Trains, Beer Squabble in the Earthquake State

There's beer on the tracks in California. In what is becoming an uncomfortably common occurrence in craft beer, an established entity is challenging a brewery's right to trademark a brand. A lot of people will be watching to see how it turns out.

Anyone who watches these things is aware of the story. FiftyFifty Brewing of Truckee was hoping to trademark its B.A.R.T. Its application ran into opposition from the other B.A.R.T., an acronym for Bay Area Rapid Transit, the folks who operate a rail system in the Bay Area.

This seems like a bit of an overreach to me. I mean, the FiftyFifty B.A.R.T. is a barrel-aged beer. The other B.A.R.T. is a bunch of stinky train cars. Yet the train people want you to believe the beer people are going to somehow damage the transit brand. Nope, they aren't kidding.

On to the specifics. The train people claim FiftyFifty's use of the B.A.R.T. name is likely to "cause dilution of the distinctive quality" of the B.A.R.T. identity. How anyone would confuse a train with a beer is anyone's guess. But the train people say their brand has been featured in a lot of movies and has earned widespread acclaim that must be protected.

The beer people have their own story and they're sticking to it. They've been using the B.A.R.T. acronym for several years to describe a limited production Barrel-Aged beer that's Really Tasty. Get it? The name also pays homage to a now deceased pup named Bart who once stalked the brewery. So, you see, there isn't any conspiracy on the part of the beer people to muscle in on the train people's territory.

What will happen to the challenge to FiftyFifty's trademark application is uncertain. Ask anyone. These things are almost never cut and dry. The problem for FiftyFifty, as is the case with many breweries, is they simply don't have the liquid funds needed to finance an extended course of litigation to challenge the train people. And the train people know it.

This really just looks like another case of a large entity bullying a smaller one because it can. B.A.R.T., the transit agency, is a publicly-owned system that's been operating since the early 1970s. It has nothing to do with beer and no one in their right mind is going to confuse B.A.R.T., the beer, with B.A.R.T., the transit system.

This is no way to run a railroad, kids.
Another BART

1 comment:
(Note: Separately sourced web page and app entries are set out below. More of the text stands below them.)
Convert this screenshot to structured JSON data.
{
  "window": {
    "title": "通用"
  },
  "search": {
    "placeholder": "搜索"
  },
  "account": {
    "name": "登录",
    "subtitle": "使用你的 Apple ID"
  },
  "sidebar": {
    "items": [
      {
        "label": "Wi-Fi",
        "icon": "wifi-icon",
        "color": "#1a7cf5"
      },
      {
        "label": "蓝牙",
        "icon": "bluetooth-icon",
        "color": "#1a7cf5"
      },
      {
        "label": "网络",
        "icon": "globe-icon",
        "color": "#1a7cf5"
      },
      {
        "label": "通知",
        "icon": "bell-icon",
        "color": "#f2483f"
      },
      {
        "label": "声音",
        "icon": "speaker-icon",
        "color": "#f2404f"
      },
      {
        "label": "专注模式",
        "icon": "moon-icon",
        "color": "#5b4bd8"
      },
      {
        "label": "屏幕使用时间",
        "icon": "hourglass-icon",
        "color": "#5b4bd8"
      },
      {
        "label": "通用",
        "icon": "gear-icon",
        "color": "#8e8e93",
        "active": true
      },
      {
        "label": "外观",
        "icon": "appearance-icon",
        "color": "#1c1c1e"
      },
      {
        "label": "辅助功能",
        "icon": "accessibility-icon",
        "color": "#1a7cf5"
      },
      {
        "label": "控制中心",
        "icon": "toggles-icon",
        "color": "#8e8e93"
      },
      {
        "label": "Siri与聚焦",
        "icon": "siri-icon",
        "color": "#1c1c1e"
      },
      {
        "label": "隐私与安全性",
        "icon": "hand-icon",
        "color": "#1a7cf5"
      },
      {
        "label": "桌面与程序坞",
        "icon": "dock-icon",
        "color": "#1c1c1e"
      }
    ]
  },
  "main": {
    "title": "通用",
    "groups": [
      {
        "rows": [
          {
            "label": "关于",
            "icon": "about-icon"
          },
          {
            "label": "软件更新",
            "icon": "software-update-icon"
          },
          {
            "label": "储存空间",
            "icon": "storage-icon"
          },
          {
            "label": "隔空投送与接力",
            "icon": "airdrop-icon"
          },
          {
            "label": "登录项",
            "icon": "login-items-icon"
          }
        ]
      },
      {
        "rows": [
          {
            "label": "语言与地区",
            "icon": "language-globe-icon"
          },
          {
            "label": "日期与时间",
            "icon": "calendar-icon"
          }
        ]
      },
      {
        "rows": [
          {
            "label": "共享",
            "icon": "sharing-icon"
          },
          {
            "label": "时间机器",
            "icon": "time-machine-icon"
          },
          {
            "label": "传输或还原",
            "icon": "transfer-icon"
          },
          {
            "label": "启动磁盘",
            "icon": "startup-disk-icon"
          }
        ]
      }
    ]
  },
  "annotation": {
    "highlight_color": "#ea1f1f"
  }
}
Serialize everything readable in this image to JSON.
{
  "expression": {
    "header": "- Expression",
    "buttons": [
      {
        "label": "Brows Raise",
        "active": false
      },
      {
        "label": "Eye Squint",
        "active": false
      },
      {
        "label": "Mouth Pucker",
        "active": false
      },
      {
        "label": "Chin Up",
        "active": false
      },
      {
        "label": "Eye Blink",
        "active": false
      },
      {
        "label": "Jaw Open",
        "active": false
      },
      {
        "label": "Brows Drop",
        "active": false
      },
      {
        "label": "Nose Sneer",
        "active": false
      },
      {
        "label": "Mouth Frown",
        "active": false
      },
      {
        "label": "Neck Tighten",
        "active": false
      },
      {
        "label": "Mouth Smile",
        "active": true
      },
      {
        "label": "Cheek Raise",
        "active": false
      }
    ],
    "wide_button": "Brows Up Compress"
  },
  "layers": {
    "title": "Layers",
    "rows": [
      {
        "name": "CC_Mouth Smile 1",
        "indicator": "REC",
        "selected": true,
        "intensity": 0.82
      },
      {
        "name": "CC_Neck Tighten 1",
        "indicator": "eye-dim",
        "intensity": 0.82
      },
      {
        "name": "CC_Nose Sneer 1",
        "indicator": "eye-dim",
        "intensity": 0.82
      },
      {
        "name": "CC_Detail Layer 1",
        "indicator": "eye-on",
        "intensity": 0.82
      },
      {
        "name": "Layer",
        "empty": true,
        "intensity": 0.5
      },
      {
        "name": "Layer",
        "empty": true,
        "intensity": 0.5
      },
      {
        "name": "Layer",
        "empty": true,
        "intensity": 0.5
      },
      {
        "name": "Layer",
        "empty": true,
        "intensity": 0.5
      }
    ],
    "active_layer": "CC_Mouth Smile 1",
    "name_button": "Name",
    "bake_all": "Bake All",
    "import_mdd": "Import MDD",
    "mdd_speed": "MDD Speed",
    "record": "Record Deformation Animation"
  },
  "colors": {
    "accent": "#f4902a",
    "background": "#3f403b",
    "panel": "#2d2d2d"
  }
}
  1. Wow, Bay Area transit is concerned that its image will be skewed because of a beer that is undoubtedly more enjoyable than its gross passenger cars? The pettiness of this is as funny as it is pathetic.


Keep it civil, please.